Wireless communication using off-the-shelf room lights is attracting researchers like moths to a flame
Room lighting could be used to offer an alternative to radio waves for wireless communications. There are several organisations around the world working on using LED lighting to provide Li-Fi, a competitor for Wi-Fi.
Harald Haas, a professor at the University of Edinburgh, coined the term Li-Fi. During a demonstration of his system, he said, “It’s impressive when you consider how many light sources are all around us. We have before our eyes the solution for transferring large amounts of data. With the aid of light we can contribute significantly to the expansion of wireless networking.”
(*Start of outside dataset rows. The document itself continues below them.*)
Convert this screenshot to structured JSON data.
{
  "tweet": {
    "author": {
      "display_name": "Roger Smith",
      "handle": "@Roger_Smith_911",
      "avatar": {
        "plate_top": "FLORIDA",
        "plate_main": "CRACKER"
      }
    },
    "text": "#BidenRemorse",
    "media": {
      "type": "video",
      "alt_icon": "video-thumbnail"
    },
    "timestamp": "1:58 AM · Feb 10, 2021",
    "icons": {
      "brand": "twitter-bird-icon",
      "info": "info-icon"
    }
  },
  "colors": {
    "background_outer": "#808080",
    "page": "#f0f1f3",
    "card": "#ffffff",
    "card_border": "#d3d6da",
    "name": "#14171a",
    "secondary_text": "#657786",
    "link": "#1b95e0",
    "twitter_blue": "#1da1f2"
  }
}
Old Light Through New Windows
The idea behind visible light communications (VLC) pre-dates radio transmissions and has existed for over a century. Alexander Graham Bell, who was born in Edinburgh, used modulated sunlight to send a wireless phone message in 1880 using an invention he called the Photophone.
Using LEDs, Haas has managed to reach speeds of 100Mbps (Mbits per second), somewhat less than a Japanese competitor, Outstanding Technology, which has a similar system peaking at 160Mbps. Even the Japanese achievement is a standstill speed compared to a Fraunhofer Institute for Telecommunications team in Germany, sponsored by Siemens, that holds the VLC record at 800Mbps but considers 500Mbps to be more sustainable. To achieve these speeds, the team used an Ostar LED, one of the brightest LEDs on the market, and one that can match the required modulation speeds.
The Edinburgh effort is pushing ahead and Haas’ team hopes to match the German effort by the end of this year using more conventional household LEDs.
LED lights have taken over from fluorescent lights as the transmission source because they are now starting to proliferate and analysts predict that prices will begin to drop from the current level of £20-£30 to something more attractive. The bulbs house arrays of LEDs to give the kind of luminescence required for room lighting and the colour of the light can be controlled.
These properties have opened the way to calling them smart lights. It could be feasible in future to pass several signals using different wavebands of light. In fact, one of the requirements that is being investigated is the desire to switch the low-energy lights off at the end of the day, or on bright sunny days. Research is already being done at the infrared end of the spectrum for dark light communications.
The applications appear to be there and several have been touted. The system could be an alternative public network used in airports and other areas where radio transmissions are kept to a minimum. It could also be used in domestic and business situations where radio cannot penetrate thick walls or traverse areas of high electrical activity. The signals can also be passed through water where line of sight is no problem.
Using room lighting as a transmitter is an improvement over current infra-red systems that require special transmitters. The electric cabling powering the bulb can be used to transmit the signals and the light transmission can form the final hop to the device – which could be a computer, television or any other intelligent household or office equipment. Using ceiling lighting also has the advantage of offering a clear line of sight viewpoint on most parts of a room.
The light can also be shaded to enhance security and prevent the kind of “street leakage” that occurs when Wi-Fi signals project to the outside of a building.
VLC is a maturing technology but it could be over five years before it is ready for market.